David Dunn's Four Electro-acoustic Compositions
in All Music Guide, August 2002
This album is the first major addition to David Dunn's discography since Innova's
double CD set "Music, Language and Environment" in 1996. There has
not been much of the composer to go around and these Four Electroacoustic Compositions
portray another side of his work.
The four pieces, all between 10 and 15 minutes in length, date from the '80s
and '90s. Some had been previously available on compilation albums. The focus
is kept on the harshness of analog synthesizers, even though the sounds are
processed digitally and most of the music has been obtained through the use
of computer algorithms.
Central to the overall sound of the album is "Wildflowers" (1994),
best described as a retro-futuristic extravaganza. For its materials it goes
back to the early days of electronics, evoking the raw power (and migraines)
of Stockhausen and Xenakis electronic music by way of Herbert Braun's first
experiments with computer music. That sound of filtered sine waves and processed
square waves permeates the other pieces too.
"...With Zitterings of Flight Released" (1993), dedicated to composer
and teacher Kenneth Gaburo, then recently deceased, surfs the crest of the same

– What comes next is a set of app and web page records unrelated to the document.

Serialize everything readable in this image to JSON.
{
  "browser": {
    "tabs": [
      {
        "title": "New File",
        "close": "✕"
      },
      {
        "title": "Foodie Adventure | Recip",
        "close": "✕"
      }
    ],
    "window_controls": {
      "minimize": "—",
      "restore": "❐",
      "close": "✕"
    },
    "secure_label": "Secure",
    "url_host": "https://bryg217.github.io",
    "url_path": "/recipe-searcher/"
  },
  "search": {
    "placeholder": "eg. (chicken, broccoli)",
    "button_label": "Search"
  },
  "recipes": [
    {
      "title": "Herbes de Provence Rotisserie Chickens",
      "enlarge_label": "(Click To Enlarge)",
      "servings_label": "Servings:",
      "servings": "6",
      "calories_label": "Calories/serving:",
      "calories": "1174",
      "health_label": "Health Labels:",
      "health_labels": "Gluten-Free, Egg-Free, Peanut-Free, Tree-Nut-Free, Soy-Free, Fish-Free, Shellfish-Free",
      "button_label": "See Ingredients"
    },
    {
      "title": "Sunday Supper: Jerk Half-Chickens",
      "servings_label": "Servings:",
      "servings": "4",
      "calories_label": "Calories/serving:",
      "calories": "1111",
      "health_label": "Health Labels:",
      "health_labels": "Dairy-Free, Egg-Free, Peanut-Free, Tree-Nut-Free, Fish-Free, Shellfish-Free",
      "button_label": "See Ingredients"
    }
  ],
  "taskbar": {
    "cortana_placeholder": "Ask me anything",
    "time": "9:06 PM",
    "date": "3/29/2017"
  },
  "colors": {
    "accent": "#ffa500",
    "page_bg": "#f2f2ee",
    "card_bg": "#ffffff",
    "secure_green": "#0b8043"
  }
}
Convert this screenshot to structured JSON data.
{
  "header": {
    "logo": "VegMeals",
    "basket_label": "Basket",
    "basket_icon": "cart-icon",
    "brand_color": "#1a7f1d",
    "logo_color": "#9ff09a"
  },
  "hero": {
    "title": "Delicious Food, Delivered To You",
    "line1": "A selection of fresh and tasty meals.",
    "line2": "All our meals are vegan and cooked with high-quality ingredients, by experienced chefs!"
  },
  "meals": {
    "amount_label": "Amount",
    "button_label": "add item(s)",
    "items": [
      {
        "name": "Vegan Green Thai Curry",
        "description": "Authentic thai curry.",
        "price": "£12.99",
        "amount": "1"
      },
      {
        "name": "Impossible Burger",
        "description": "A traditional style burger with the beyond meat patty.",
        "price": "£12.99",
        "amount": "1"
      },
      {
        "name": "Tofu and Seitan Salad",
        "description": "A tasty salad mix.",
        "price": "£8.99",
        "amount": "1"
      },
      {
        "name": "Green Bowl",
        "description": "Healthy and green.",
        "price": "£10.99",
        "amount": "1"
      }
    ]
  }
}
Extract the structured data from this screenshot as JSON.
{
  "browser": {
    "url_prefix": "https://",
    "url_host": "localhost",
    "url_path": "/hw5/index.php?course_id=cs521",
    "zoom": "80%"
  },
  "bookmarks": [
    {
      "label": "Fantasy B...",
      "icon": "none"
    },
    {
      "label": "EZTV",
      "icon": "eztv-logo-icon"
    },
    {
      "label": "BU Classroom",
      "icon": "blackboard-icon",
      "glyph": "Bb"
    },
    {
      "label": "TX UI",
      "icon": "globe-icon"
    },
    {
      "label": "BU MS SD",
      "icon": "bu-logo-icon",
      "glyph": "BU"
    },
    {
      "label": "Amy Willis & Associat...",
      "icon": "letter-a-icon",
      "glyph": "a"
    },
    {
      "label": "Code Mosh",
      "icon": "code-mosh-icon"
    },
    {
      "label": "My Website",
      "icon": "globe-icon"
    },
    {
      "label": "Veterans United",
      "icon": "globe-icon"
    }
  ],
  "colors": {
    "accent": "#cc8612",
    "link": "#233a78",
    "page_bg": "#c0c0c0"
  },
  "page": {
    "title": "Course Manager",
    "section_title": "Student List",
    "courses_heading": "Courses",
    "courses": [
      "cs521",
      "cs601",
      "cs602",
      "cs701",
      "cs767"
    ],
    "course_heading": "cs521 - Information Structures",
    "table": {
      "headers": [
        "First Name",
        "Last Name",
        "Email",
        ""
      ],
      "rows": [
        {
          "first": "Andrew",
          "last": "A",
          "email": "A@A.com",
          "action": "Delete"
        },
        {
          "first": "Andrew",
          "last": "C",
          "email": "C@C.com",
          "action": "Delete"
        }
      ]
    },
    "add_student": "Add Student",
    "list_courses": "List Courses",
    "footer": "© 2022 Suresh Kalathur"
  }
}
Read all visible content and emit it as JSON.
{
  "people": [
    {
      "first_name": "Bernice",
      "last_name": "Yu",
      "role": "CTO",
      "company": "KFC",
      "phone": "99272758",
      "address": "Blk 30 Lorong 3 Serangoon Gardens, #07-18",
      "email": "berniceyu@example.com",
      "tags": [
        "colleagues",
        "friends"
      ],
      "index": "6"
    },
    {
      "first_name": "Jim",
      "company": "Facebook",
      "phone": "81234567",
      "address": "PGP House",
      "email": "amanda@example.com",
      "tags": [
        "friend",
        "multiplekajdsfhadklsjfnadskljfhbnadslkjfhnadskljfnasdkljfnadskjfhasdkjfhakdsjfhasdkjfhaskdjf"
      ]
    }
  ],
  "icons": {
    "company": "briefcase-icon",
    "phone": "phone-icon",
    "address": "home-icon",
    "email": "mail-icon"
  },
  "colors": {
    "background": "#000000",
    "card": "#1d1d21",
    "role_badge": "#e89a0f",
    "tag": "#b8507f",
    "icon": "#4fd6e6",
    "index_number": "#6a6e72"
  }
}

analog/digital wave with better (i.e. less ear-straining) results.
"Ennoia 2" (1999) uses time-domain synthesis algorithms created by
Arun Chandra's Wigout program. The music takes the form of an evolving soundscape
of filtered sine waves.
"Simulation 1: Sonic Mirror" (1986) is the only piece keeping ties
with Dunn's previous environmental concerns. Here, the naturally occurring sound
events of an outdoor environment are synthesized and transformed by computers
following variables taken from the environment. The listener is oblivious to
the cybernetics in play but the complex results are fascinating (and the original
sound events remain audible in the background).